Provided records section start
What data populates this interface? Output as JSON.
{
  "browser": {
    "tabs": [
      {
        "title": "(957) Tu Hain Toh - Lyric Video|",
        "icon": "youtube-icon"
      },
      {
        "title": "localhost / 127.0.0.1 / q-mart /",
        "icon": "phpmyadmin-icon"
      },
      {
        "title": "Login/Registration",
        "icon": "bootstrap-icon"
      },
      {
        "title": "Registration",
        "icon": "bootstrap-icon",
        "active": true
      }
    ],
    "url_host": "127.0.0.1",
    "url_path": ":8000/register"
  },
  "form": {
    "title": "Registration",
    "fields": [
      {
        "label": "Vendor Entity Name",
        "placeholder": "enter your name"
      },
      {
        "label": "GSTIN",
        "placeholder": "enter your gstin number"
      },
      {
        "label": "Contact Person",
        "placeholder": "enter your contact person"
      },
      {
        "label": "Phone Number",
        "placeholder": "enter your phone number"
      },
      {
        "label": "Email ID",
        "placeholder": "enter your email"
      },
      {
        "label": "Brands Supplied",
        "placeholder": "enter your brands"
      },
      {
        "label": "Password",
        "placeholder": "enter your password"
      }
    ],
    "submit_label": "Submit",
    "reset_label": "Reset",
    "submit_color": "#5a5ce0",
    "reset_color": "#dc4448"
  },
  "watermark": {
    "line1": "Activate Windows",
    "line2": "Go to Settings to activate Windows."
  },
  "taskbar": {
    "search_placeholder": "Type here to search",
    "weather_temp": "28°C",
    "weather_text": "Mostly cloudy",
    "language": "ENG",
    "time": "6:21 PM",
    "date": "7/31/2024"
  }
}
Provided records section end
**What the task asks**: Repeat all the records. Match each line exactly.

**Response to this exercise**:
What data populates this interface? Output as JSON.
{
  "browser": {
    "tabs": [
      {
        "title": "(957) Tu Hain Toh - Lyric Video|",
        "icon": "youtube-icon"
      },
      {
        "title": "localhost / 127.0.0.1 / q-mart /",
        "icon": "phpmyadmin-icon"
      },
      {
        "title": "Login/Registration",
        "icon": "bootstrap-icon"
      },
      {
        "title": "Registration",
        "icon": "bootstrap-icon",
        "active": true
      }
    ],
    "url_host": "127.0.0.1",
    "url_path": ":8000/register"
  },
  "form": {
    "title": "Registration",
    "fields": [
      {
        "label": "Vendor Entity Name",
        "placeholder": "enter your name"
      },
      {
        "label": "GSTIN",
        "placeholder": "enter your gstin number"
      },
      {
        "label": "Contact Person",
        "placeholder": "enter your contact person"
      },
      {
        "label": "Phone Number",
        "placeholder": "enter your phone number"
      },
      {
        "label": "Email ID",
        "placeholder": "enter your email"
      },
      {
        "label": "Brands Supplied",
        "placeholder": "enter your brands"
      },
      {
        "label": "Password",
        "placeholder": "enter your password"
      }
    ],
    "submit_label": "Submit",
    "reset_label": "Reset",
    "submit_color": "#5a5ce0",
    "reset_color": "#dc4448"
  },
  "watermark": {
    "line1": "Activate Windows",
    "line2": "Go to Settings to activate Windows."
  },
  "taskbar": {
    "search_placeholder": "Type here to search",
    "weather_temp": "28°C",
    "weather_text": "Mostly cloudy",
    "language": "ENG",
    "time": "6:21 PM",
    "date": "7/31/2024"
  }
}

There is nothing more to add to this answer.